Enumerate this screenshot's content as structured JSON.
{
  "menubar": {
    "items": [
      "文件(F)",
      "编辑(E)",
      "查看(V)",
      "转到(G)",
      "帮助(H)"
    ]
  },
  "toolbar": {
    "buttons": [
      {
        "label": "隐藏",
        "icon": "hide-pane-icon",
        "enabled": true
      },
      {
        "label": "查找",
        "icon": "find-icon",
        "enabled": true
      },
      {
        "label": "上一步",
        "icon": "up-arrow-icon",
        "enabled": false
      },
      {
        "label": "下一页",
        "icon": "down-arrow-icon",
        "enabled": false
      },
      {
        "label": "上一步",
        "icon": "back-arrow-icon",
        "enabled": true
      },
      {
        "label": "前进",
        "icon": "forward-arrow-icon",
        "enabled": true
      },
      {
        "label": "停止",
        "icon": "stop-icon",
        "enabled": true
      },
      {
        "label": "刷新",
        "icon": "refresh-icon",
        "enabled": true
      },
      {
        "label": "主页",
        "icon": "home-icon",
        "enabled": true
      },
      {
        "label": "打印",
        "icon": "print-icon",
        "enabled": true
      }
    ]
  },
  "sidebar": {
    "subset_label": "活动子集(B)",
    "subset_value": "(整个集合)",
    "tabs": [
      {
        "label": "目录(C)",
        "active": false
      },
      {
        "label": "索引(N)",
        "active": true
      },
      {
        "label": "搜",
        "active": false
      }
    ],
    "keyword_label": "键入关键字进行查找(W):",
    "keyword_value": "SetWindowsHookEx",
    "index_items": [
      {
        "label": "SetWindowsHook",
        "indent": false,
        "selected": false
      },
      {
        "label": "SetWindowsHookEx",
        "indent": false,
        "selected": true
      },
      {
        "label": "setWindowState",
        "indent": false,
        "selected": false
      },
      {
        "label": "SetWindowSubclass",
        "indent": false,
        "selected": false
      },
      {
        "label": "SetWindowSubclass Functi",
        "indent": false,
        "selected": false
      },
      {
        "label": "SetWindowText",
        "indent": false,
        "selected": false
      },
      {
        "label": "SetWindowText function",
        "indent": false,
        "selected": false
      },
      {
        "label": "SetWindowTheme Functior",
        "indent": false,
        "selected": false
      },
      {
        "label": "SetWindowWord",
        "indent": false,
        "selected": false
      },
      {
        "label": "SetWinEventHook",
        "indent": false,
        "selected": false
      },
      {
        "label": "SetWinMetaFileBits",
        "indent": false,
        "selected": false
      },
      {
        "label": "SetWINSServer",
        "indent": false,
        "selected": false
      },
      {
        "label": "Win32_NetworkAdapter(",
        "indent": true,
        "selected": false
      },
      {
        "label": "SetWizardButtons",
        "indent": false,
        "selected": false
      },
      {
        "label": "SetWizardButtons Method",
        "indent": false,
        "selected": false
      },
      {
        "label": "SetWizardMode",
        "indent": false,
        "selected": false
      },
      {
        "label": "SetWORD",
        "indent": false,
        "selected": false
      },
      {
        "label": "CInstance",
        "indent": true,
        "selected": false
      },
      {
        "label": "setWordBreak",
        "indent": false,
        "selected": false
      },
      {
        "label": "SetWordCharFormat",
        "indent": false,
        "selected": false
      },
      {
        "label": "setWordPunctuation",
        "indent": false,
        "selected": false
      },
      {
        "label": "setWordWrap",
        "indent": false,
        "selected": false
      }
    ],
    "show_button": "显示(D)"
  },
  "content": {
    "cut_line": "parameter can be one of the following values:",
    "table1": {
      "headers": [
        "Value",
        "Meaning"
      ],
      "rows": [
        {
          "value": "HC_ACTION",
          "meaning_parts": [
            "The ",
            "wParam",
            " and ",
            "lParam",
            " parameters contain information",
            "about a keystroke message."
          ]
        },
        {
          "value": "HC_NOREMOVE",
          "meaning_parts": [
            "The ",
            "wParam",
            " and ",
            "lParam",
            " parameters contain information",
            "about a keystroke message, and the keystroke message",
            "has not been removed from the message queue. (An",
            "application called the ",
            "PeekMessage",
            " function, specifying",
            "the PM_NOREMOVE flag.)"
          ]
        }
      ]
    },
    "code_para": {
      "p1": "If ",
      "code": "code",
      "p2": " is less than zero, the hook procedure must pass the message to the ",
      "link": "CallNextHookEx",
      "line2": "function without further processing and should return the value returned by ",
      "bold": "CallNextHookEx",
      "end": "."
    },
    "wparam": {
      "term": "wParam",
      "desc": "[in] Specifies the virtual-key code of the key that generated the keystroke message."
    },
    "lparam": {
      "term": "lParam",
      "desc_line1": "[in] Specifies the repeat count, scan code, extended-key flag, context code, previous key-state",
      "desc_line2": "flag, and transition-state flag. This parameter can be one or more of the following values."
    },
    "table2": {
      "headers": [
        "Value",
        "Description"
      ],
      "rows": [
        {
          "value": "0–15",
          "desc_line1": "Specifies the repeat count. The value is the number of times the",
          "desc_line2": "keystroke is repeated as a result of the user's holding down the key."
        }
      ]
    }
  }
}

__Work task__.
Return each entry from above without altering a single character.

__Answer section__.
Enumerate this screenshot's content as structured JSON.
{
  "menubar": {
    "items": [
      "文件(F)",
      "编辑(E)",
      "查看(V)",
      "转到(G)",
      "帮助(H)"
    ]
  },
  "toolbar": {
    "buttons": [
      {
        "label": "隐藏",
        "icon": "hide-pane-icon",
        "enabled": true
      },
      {
        "label": "查找",
        "icon": "find-icon",
        "enabled": true
      },
      {
        "label": "上一步",
        "icon": "up-arrow-icon",
        "enabled": false
      },
      {
        "label": "下一页",
        "icon": "down-arrow-icon",
        "enabled": false
      },
      {
        "label": "上一步",
        "icon": "back-arrow-icon",
        "enabled": true
      },
      {
        "label": "前进",
        "icon": "forward-arrow-icon",
        "enabled": true
      },
      {
        "label": "停止",
        "icon": "stop-icon",
        "enabled": true
      },
      {
        "label": "刷新",
        "icon": "refresh-icon",
        "enabled": true
      },
      {
        "label": "主页",
        "icon": "home-icon",
        "enabled": true
      },
      {
        "label": "打印",
        "icon": "print-icon",
        "enabled": true
      }
    ]
  },
  "sidebar": {
    "subset_label": "活动子集(B)",
    "subset_value": "(整个集合)",
    "tabs": [
      {
        "label": "目录(C)",
        "active": false
      },
      {
        "label": "索引(N)",
        "active": true
      },
      {
        "label": "搜",
        "active": false
      }
    ],
    "keyword_label": "键入关键字进行查找(W):",
    "keyword_value": "SetWindowsHookEx",
    "index_items": [
      {
        "label": "SetWindowsHook",
        "indent": false,
        "selected": false
      },
      {
        "label": "SetWindowsHookEx",
        "indent": false,
        "selected": true
      },
      {
        "label": "setWindowState",
        "indent": false,
        "selected": false
      },
      {
        "label": "SetWindowSubclass",
        "indent": false,
        "selected": false
      },
      {
        "label": "SetWindowSubclass Functi",
        "indent": false,
        "selected": false
      },
      {
        "label": "SetWindowText",
        "indent": false,
        "selected": false
      },
      {
        "label": "SetWindowText function",
        "indent": false,
        "selected": false
      },
      {
        "label": "SetWindowTheme Functior",
        "indent": false,
        "selected": false
      },
      {
        "label": "SetWindowWord",
        "indent": false,
        "selected": false
      },
      {
        "label": "SetWinEventHook",
        "indent": false,
        "selected": false
      },
      {
        "label": "SetWinMetaFileBits",
        "indent": false,
        "selected": false
      },
      {
        "label": "SetWINSServer",
        "indent": false,
        "selected": false
      },
      {
        "label": "Win32_NetworkAdapter(",
        "indent": true,
        "selected": false
      },
      {
        "label": "SetWizardButtons",
        "indent": false,
        "selected": false
      },
      {
        "label": "SetWizardButtons Method",
        "indent": false,
        "selected": false
      },
      {
        "label": "SetWizardMode",
        "indent": false,
        "selected": false
      },
      {
        "label": "SetWORD",
        "indent": false,
        "selected": false
      },
      {
        "label": "CInstance",
        "indent": true,
        "selected": false
      },
      {
        "label": "setWordBreak",
        "indent": false,
        "selected": false
      },
      {
        "label": "SetWordCharFormat",
        "indent": false,
        "selected": false
      },
      {
        "label": "setWordPunctuation",
        "indent": false,
        "selected": false
      },
      {
        "label": "setWordWrap",
        "indent": false,
        "selected": false
      }
    ],
    "show_button": "显示(D)"
  },
  "content": {
    "cut_line": "parameter can be one of the following values:",
    "table1": {
      "headers": [
        "Value",
        "Meaning"
      ],
      "rows": [
        {
          "value": "HC_ACTION",
          "meaning_parts": [
            "The ",
            "wParam",
            " and ",
            "lParam",
            " parameters contain information",
            "about a keystroke message."
          ]
        },
        {
          "value": "HC_NOREMOVE",
          "meaning_parts": [
            "The ",
            "wParam",
            " and ",
            "lParam",
            " parameters contain information",
            "about a keystroke message, and the keystroke message",
            "has not been removed from the message queue. (An",
            "application called the ",
            "PeekMessage",
            " function, specifying",
            "the PM_NOREMOVE flag.)"
          ]
        }
      ]
    },
    "code_para": {
      "p1": "If ",
      "code": "code",
      "p2": " is less than zero, the hook procedure must pass the message to the ",
      "link": "CallNextHookEx",
      "line2": "function without further processing and should return the value returned by ",
      "bold": "CallNextHookEx",
      "end": "."
    },
    "wparam": {
      "term": "wParam",
      "desc": "[in] Specifies the virtual-key code of the key that generated the keystroke message."
    },
    "lparam": {
      "term": "lParam",
      "desc_line1": "[in] Specifies the repeat count, scan code, extended-key flag, context code, previous key-state",
      "desc_line2": "flag, and transition-state flag. This parameter can be one or more of the following values."
    },
    "table2": {
      "headers": [
        "Value",
        "Description"
      ],
      "rows": [
        {
          "value": "0–15",
          "desc_line1": "Specifies the repeat count. The value is the number of times the",
          "desc_line2": "keystroke is repeated as a result of the user's holding down the key."
        }
      ]
    }
  }
}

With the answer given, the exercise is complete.